- **Work required**
Narrow the data below down to the lines containing "Default".

- **Data extract**

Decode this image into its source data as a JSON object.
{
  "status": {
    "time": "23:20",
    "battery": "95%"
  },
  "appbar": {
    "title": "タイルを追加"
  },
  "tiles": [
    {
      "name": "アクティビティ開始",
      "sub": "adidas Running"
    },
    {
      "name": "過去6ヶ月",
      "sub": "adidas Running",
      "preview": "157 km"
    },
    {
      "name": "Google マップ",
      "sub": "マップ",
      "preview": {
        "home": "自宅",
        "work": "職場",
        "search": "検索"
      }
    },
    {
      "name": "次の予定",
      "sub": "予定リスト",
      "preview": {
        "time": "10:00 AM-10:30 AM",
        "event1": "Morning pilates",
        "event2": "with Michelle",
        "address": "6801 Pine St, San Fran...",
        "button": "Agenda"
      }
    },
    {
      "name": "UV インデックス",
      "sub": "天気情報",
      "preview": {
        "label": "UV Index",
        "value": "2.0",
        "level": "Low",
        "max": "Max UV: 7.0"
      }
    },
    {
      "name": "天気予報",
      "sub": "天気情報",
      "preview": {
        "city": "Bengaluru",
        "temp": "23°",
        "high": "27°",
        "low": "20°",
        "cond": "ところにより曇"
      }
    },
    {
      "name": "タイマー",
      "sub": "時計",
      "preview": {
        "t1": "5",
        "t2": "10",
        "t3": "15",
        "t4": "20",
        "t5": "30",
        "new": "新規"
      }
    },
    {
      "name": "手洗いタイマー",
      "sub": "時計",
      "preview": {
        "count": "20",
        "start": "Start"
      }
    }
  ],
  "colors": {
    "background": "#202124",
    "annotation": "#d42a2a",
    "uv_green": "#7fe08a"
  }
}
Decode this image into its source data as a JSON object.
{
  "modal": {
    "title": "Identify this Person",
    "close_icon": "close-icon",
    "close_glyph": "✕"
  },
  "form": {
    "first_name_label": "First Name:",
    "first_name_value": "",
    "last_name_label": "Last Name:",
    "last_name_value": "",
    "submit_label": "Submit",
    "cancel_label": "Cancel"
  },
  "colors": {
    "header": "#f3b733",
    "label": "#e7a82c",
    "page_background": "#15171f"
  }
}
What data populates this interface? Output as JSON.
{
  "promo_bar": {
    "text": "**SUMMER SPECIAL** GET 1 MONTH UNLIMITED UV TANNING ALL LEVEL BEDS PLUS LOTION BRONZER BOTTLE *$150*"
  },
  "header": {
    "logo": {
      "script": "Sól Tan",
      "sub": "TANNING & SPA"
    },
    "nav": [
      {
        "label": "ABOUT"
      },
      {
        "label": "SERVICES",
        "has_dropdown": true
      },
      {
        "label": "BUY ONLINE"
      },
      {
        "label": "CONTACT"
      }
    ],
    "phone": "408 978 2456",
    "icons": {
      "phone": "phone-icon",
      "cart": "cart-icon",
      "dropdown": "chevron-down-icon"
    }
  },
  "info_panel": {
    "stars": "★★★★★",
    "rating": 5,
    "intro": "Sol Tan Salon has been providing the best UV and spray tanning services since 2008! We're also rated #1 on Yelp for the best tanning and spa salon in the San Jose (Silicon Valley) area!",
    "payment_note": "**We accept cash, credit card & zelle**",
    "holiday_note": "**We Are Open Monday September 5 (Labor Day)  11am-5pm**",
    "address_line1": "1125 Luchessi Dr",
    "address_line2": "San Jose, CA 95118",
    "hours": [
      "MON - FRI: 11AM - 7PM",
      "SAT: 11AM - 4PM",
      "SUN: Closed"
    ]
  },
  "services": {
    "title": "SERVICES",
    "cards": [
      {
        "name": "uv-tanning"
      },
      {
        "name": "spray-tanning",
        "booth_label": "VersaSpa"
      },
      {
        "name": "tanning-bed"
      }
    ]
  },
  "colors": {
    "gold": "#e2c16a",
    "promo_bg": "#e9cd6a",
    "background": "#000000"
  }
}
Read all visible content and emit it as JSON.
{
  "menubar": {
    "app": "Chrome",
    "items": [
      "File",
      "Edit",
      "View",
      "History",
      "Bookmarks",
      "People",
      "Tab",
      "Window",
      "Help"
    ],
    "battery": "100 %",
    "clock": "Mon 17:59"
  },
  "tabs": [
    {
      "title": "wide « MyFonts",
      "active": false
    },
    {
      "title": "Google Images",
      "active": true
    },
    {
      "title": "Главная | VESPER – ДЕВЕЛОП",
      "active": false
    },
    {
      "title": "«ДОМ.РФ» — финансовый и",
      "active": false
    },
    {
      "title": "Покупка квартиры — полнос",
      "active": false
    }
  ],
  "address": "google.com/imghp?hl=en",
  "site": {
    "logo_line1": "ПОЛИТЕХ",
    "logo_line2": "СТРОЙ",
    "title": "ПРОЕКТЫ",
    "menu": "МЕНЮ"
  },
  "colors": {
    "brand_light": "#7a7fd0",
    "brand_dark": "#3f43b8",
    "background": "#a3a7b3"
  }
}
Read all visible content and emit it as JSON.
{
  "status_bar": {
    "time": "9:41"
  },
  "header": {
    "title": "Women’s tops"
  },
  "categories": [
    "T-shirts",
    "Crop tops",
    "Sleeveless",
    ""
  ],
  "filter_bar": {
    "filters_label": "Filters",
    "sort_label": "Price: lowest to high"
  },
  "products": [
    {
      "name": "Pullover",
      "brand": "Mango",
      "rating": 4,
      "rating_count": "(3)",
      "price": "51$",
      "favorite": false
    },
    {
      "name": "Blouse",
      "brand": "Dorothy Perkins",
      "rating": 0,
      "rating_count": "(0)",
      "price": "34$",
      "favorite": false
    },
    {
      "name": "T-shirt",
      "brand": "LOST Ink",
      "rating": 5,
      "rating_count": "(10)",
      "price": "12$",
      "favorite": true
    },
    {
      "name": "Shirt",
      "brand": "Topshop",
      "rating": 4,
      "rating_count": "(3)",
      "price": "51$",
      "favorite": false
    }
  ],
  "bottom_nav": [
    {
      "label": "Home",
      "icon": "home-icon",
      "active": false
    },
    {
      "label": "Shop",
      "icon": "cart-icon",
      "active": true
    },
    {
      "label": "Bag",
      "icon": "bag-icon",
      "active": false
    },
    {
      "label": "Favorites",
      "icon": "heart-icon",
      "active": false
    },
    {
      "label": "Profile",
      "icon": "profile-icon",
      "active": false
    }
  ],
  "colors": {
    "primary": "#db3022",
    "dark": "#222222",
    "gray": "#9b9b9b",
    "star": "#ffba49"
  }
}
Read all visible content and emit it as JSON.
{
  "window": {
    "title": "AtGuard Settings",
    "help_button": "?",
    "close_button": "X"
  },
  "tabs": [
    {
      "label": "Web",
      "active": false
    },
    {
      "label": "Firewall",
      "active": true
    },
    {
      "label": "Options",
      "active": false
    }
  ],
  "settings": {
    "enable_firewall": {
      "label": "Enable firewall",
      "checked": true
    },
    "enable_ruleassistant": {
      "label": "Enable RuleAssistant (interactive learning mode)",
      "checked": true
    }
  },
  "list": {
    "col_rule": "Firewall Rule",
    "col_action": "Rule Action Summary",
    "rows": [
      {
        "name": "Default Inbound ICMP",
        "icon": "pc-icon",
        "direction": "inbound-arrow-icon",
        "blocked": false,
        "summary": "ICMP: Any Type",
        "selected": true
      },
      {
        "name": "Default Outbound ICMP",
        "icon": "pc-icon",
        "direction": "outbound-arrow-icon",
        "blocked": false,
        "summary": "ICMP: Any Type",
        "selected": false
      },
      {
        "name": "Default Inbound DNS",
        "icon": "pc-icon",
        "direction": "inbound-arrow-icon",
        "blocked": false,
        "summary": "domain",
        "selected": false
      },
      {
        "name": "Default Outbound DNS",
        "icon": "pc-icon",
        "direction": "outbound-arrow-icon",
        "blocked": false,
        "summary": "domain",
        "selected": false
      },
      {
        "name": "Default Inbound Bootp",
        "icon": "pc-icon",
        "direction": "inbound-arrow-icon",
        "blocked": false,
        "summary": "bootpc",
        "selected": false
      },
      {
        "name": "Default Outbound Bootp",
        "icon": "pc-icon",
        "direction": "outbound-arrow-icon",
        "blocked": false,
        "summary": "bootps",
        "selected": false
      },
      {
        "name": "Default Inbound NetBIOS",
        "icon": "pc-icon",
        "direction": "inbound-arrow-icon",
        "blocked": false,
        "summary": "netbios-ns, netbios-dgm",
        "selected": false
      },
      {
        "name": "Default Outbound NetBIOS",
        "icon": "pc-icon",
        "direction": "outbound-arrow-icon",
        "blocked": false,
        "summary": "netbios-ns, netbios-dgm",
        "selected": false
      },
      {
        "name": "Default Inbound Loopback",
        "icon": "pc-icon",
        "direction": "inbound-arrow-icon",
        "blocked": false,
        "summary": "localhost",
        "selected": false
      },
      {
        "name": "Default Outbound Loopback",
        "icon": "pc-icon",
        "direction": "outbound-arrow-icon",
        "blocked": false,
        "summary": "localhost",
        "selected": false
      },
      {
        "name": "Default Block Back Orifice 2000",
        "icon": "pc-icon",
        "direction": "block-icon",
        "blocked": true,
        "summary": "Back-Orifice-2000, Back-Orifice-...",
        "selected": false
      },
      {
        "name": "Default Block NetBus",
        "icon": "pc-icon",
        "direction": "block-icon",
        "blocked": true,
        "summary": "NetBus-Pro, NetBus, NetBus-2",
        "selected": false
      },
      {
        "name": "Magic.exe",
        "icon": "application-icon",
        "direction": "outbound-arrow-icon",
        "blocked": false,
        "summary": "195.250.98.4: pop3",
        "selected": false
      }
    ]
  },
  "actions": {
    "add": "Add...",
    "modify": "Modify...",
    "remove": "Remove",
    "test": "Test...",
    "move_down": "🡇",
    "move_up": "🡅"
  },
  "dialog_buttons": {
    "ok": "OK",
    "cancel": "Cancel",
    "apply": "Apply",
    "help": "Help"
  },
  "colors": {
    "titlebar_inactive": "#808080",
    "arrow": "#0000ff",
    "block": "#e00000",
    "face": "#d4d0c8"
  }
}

- **Output of the exercise**
        "name": "Default Inbound ICMP",
        "name": "Default Outbound ICMP",
        "name": "Default Inbound DNS",
        "name": "Default Outbound DNS",
        "name": "Default Inbound Bootp",
        "name": "Default Outbound Bootp",
        "name": "Default Inbound NetBIOS",
        "name": "Default Outbound NetBIOS",
        "name": "Default Inbound Loopback",
        "name": "Default Outbound Loopback",
        "name": "Default Block Back Orifice 2000",
        "name": "Default Block NetBus",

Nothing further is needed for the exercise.